### Exercise
Among the entries below, find every line that contains the string "icon", then copy it.

::: Input

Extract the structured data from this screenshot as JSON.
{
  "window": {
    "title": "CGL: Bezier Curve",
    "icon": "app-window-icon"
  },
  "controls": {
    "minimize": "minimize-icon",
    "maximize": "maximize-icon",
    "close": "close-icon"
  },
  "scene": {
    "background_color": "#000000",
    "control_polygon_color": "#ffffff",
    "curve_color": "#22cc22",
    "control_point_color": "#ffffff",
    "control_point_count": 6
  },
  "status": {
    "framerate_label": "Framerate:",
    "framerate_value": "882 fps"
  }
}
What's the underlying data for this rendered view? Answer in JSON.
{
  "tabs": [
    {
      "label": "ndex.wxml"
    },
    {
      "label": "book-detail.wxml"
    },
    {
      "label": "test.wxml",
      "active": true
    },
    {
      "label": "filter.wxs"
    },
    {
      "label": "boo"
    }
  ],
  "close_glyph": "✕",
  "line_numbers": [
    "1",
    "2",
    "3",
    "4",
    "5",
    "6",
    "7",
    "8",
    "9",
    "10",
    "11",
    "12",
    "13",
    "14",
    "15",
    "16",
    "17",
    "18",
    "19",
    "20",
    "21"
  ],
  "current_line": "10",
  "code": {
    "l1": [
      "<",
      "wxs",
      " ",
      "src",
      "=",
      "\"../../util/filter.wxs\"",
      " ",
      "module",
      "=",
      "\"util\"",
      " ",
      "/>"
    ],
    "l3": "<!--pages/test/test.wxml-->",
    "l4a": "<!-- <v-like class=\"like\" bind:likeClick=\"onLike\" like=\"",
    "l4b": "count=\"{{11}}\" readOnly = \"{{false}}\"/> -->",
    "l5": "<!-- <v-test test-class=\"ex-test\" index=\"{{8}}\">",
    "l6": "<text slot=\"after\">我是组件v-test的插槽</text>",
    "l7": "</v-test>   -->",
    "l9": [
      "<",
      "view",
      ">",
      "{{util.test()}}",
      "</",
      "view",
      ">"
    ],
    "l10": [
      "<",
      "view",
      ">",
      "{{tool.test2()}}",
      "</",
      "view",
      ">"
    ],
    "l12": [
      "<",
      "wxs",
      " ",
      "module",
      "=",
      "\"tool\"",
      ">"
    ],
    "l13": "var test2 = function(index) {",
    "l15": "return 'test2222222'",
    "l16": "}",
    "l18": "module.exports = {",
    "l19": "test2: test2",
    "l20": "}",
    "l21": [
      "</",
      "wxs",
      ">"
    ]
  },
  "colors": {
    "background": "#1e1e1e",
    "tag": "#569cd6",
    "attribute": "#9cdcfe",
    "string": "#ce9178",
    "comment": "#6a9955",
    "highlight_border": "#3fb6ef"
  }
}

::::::

### Exercise response
    "icon": "app-window-icon"
    "minimize": "minimize-icon",
    "maximize": "maximize-icon",
    "close": "close-icon"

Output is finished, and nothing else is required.